BR: Geek is getting sort of increasingly hard to define, and that’s largely due to the numbers of geeks consistently growing. It’s hard to create, or stick to, a hard definition of what Geek is, because it’s constantly churning and roiling as new geeky things become beloved and obsessed over. Basically – if you treat pop culture with reverence, in the same way that Batman reveres the concept of justice, you’re a geek.
Trivia is simply stuff that you probably shouldn’t know, but you do knowbecause you care so much about whatever your geeky pursuit may be, and you’ve somehow absorbed the knowledge behind it.
CW: A geek is someone intensely interested in any something. You can enjoy watching Star Wars, but once you get to the point where you’re going out of your way to discover the names of the other bounty hunters in Empire, you’ve drifted into geek territory.
We cover everything from the more traditional sci-fi and fantasy aspects of geekdom to movies, music, gaming, internet trends, books, science and more. Pretty much, if it’s something we’re into, it’s fair game for questions.
EI!: What’s the process for coming up with questions? How much time do you put in before each event?
BR: Cort and I come up with the questions the Saturday/Sunday before the upcoming event, and for my part, it consists basically of putting on some music, sitting in front of the computer, and letting my brain just wander. A topic will pop into my head eventually, and at that point, it’s just a matter of asking myself what random facts I know about that topic, and then forming it into an amusing question.
CW: I typically stare at my bookshelf and DVD shelf and trawl Reddit looking for something to spark in my head. We try to steer away from questions that are too obvious, but also from questions that are impossibly hard. We know we’ve hit that “just right” sweet spot when we there’s an audible “oooo” after we ask the question.
EI!: What do you think makes a good trivia night host?
CW: I think the key is remembering to keep it entertaining. Most of the 200+ people in the room won’t win anything and a lot of those won’t even come close. The idea is to give those people a reason to come back every two weeks regardless. If they’re laughing and having fun, they’ll forgive the fact that they’ve never even come close to the top three.

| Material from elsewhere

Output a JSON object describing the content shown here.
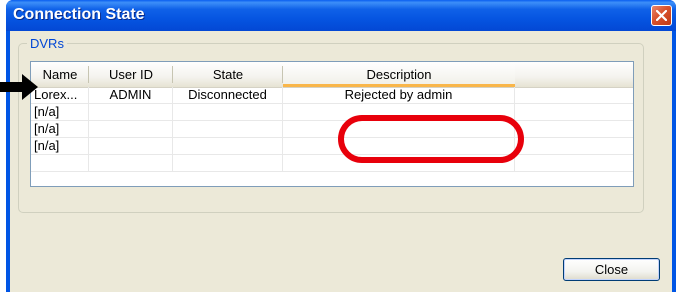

BR: A sense of humor, and patience. Someone in the crowd is going to want to claw at your questions, revealing a mistake or a loophole that will let them score that one extra point that might put them over the top and get them a spot in the top 3. You’ve also gotta admit when you’ve goofed up, so humility comes into play as well, as does an ability to be self-deprecating.

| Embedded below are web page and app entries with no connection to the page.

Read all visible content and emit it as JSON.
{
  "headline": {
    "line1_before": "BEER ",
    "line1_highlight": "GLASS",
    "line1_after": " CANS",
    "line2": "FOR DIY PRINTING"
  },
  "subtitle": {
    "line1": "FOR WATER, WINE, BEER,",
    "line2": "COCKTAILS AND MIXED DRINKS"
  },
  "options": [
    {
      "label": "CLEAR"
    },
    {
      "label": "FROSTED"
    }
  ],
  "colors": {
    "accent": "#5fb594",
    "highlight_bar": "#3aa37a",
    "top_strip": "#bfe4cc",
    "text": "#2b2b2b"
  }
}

EI!: I love trivia, but I can’t explain why. What, in your opinions, makes trivia so appealing?
CW: It’s validating that something you spent so much of your time learning is valuable after all. Sure, it won’t get you a college degree or a good job, but it might get you some really cool comics or a t-shirt.
BR: I think its appealing because it’s a way to turn a bunch of otherwise useless knowledge rattling around your brain into a reason to celebrate. For a lot of competitors, they never really got into sports as kids. Trivia nights are a way to scratch that competitive itch while using a completely different set of tools. Knowing the difference between a Cardassian and an Andorian MEANS something here, and my proficiency at setting someone on fire with a dragon punch in Street Fighter will earn me a theaterful of cheers.
AM: I also think that, at our event in particular, sharing your trivia knowledge is a means of self-identifying yourself as belonging to a community of like-minded individuals. At each event, I look out on the audience and see rival teams and complete strangers joking, laughing, and bonding over their shared love of these ridiculous bits of pop culture knowledge. That’s pretty special.
EI!: Some people hate trivia. Who’s right?
BR: Those people are weird, and I distrust them.
Geek Trivia happens every other Tuesday from 7-9pm at the Kennedy School in Portland, OR. Show up early to get a seat. It’s free.